Exercise: Find every line in the records below that contains the word "page", and copy each such line.

Data excerpts:
<<<<

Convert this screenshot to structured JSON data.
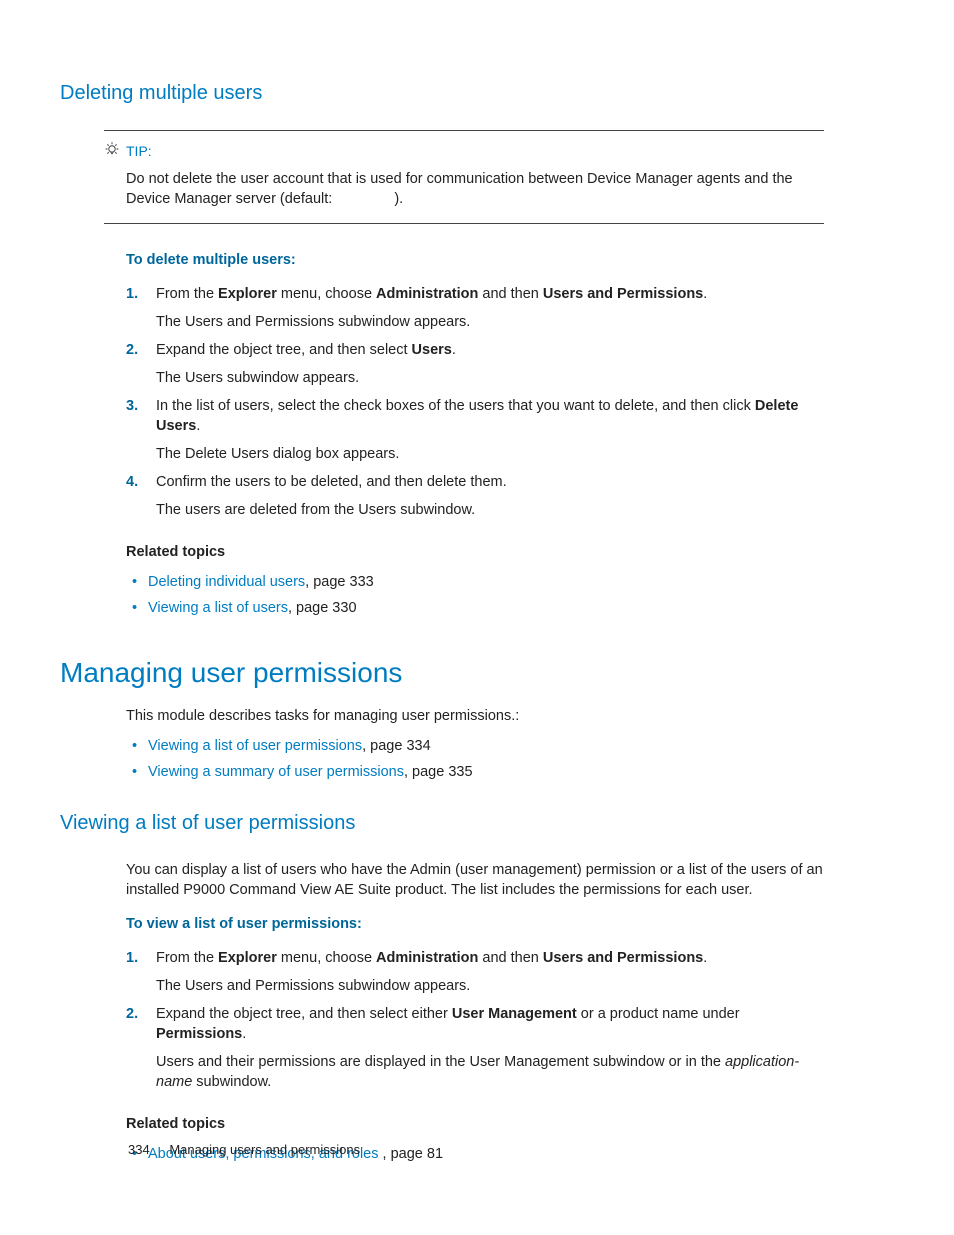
{
  "section1": {
    "heading": "Deleting multiple users",
    "tip": {
      "label": "TIP:",
      "body_pre": "Do not delete the user account that is used for communication between Device Manager agents and the Device Manager server (default: ",
      "body_post": ")."
    },
    "procHead": "To delete multiple users:",
    "steps": [
      {
        "num": "1.",
        "line_html": "From the <span class=\"bold\">Explorer</span> menu, choose <span class=\"bold\">Administration</span> and then <span class=\"bold\">Users and Permissions</span>.",
        "after": "The Users and Permissions subwindow appears."
      },
      {
        "num": "2.",
        "line_html": "Expand the object tree, and then select <span class=\"bold\">Users</span>.",
        "after": "The Users subwindow appears."
      },
      {
        "num": "3.",
        "line_html": "In the list of users, select the check boxes of the users that you want to delete, and then click <span class=\"bold\">Delete Users</span>.",
        "after": "The Delete Users dialog box appears."
      },
      {
        "num": "4.",
        "line_html": "Confirm the users to be deleted, and then delete them.",
        "after": "The users are deleted from the Users subwindow."
      }
    ],
    "relatedHead": "Related topics",
    "related": [
      {
        "link": "Deleting individual users",
        "suffix": ", page 333"
      },
      {
        "link": "Viewing a list of users",
        "suffix": ", page 330"
      }
    ]
  },
  "section2": {
    "heading": "Managing user permissions",
    "intro": "This module describes tasks for managing user permissions.:",
    "toc": [
      {
        "link": "Viewing a list of user permissions",
        "suffix": ", page 334"
      },
      {
        "link": "Viewing a summary of user permissions",
        "suffix": ", page 335"
      }
    ]
  },
  "section3": {
    "heading": "Viewing a list of user permissions",
    "intro": "You can display a list of users who have the Admin (user management) permission or a list of the users of an installed P9000 Command View AE Suite product. The list includes the permissions for each user.",
    "procHead": "To view a list of user permissions:",
    "steps": [
      {
        "num": "1.",
        "line_html": "From the <span class=\"bold\">Explorer</span> menu, choose <span class=\"bold\">Administration</span> and then <span class=\"bold\">Users and Permissions</span>.",
        "after": "The Users and Permissions subwindow appears."
      },
      {
        "num": "2.",
        "line_html": "Expand the object tree, and then select either <span class=\"bold\">User Management</span> or a product name under <span class=\"bold\">Permissions</span>.",
        "after_html": "Users and their permissions are displayed in the User Management subwindow or in the <span class=\"ital\">application-name</span> subwindow."
      }
    ],
    "relatedHead": "Related topics",
    "related": [
      {
        "link": "About users, permissions, and roles ",
        "suffix": ", page 81"
      }
    ]
  },
  "footer": {
    "page": "334",
    "title": "Managing users and permissions"
  }
}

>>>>

Output for this exercise:
        "suffix": ", page 333"
        "suffix": ", page 330"
        "suffix": ", page 334"
        "suffix": ", page 335"
        "suffix": ", page 81"
    "page": "334",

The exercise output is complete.